Indulging a sweet fang, finally, a shared cannoli makes us half-forgive ourselves for giving in to the temptation. Addictively Vanilla-scented and packed with more chocolate chips than the Keebler Elf Tree House, the cassata-style cream filling should be granted “controlled substance” status, considering how nearly it drives us to a pathetic, public display of plate-licking.
Before we roll out the door, a manager stops by our table and offers us a turn at ‘Tombolo,’ Italy's answer to Bingo.
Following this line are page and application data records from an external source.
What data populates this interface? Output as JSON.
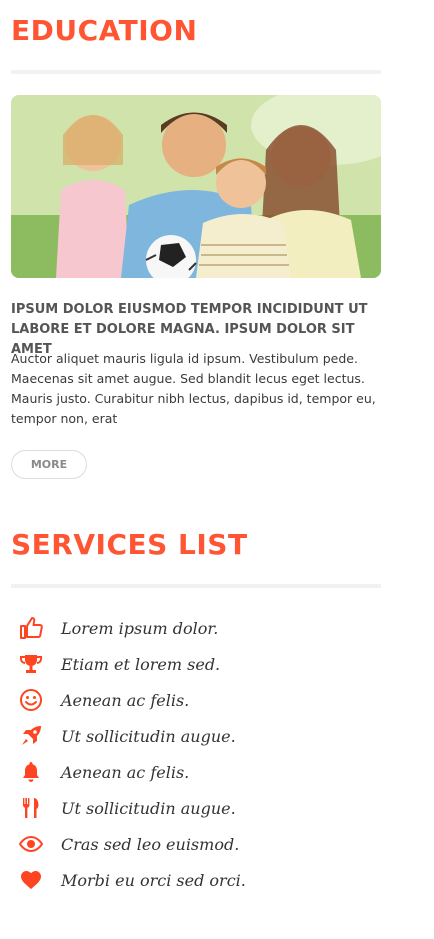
{
  "education": {
    "title": "EDUCATION",
    "headline": "IPSUM DOLOR EIUSMOD TEMPOR INCIDIDUNT UT LABORE ET DOLORE MAGNA. IPSUM DOLOR SIT AMET",
    "body": "Auctor aliquet mauris ligula id ipsum. Vestibulum pede. Maecenas sit amet augue. Sed blandit lecus eget lectus. Mauris justo. Curabitur nibh lectus, dapibus id, tempor eu, tempor non, erat",
    "more_label": "MORE"
  },
  "services": {
    "title": "SERVICES LIST",
    "items": [
      {
        "icon": "thumbs-up-icon",
        "label": "Lorem ipsum dolor."
      },
      {
        "icon": "trophy-icon",
        "label": "Etiam et lorem sed."
      },
      {
        "icon": "smiley-icon",
        "label": "Aenean ac felis."
      },
      {
        "icon": "rocket-icon",
        "label": "Ut sollicitudin augue."
      },
      {
        "icon": "bell-icon",
        "label": "Aenean ac felis."
      },
      {
        "icon": "fork-knife-icon",
        "label": "Ut sollicitudin augue."
      },
      {
        "icon": "eye-icon",
        "label": "Cras sed leo euismod."
      },
      {
        "icon": "heart-icon",
        "label": "Morbi eu orci sed orci."
      }
    ]
  },
  "colors": {
    "accent": "#ff5533",
    "divider": "#f1f1f1",
    "text": "#3a3a3a"
  }
}
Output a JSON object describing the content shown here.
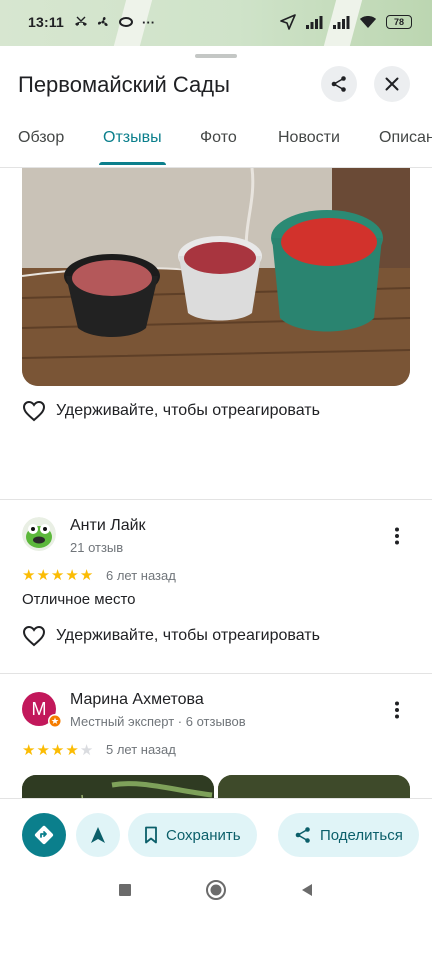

Call the numbered ball about to roll out of a tumbler filled with ninety, he challenges, and dinner's on him (alcoholic beverages excluded). Game as ever, my heart says to go with my birthday, May 8th; but glancing over at the girlfriend, a more romantic notion gets the best of me. "Two's our lucky number," I call. He shakes the jug. A ball bounces out. "The number is eight," he shrugs with a smile. "Perhaps we'll play again soon."
Breaking bread and making merry among friends and family is one of our truest and simplest pleasures as social animals. From the genuine goods they deliver to the games they play with their guests, Aiello's gets it, and the gesture is heartfelt.
For all of it, mille grazie.